■ ACTIVITY:
Scan the entries below. List each line with "Search".

:: WORKING DATA

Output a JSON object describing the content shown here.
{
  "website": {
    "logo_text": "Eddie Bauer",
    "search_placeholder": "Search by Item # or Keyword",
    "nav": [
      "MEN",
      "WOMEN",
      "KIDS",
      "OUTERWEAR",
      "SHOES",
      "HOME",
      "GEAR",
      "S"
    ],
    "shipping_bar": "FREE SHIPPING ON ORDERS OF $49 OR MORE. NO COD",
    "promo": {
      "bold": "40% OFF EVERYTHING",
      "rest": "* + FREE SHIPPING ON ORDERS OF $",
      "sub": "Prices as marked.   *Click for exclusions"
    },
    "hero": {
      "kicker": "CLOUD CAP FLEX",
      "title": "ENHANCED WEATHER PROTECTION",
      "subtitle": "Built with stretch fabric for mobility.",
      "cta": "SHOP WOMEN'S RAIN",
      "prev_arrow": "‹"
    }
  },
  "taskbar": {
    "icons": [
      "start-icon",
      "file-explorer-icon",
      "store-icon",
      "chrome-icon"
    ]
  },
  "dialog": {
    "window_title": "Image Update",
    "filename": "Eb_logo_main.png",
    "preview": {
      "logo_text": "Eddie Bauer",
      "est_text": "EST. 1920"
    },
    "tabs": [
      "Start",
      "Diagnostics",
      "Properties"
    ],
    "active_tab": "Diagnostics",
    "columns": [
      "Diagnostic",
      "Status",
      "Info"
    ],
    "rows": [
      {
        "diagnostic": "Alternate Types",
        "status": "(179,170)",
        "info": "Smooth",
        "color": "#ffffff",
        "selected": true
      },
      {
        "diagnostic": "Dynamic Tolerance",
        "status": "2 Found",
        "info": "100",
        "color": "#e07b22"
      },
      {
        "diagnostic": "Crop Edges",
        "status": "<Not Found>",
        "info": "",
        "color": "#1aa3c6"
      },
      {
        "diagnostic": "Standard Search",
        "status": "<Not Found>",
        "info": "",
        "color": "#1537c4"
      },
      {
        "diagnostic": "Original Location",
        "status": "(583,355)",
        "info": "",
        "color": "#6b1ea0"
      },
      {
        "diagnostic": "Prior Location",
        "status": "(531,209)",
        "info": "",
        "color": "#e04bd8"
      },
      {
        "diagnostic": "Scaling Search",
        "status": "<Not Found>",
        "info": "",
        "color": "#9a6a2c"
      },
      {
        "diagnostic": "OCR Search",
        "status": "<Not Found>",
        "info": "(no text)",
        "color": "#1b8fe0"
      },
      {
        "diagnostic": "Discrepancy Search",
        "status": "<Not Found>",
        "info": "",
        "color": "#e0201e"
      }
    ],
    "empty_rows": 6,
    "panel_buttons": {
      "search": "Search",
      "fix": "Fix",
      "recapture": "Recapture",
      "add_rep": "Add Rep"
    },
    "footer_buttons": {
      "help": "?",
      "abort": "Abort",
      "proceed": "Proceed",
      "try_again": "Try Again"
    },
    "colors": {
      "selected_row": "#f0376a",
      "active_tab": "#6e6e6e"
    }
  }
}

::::

■ SOLUTION TO THIS TASK:
    "search_placeholder": "Search by Item # or Keyword",
        "diagnostic": "Standard Search",
        "diagnostic": "Scaling Search",
        "diagnostic": "OCR Search",
        "diagnostic": "Discrepancy Search",
      "search": "Search",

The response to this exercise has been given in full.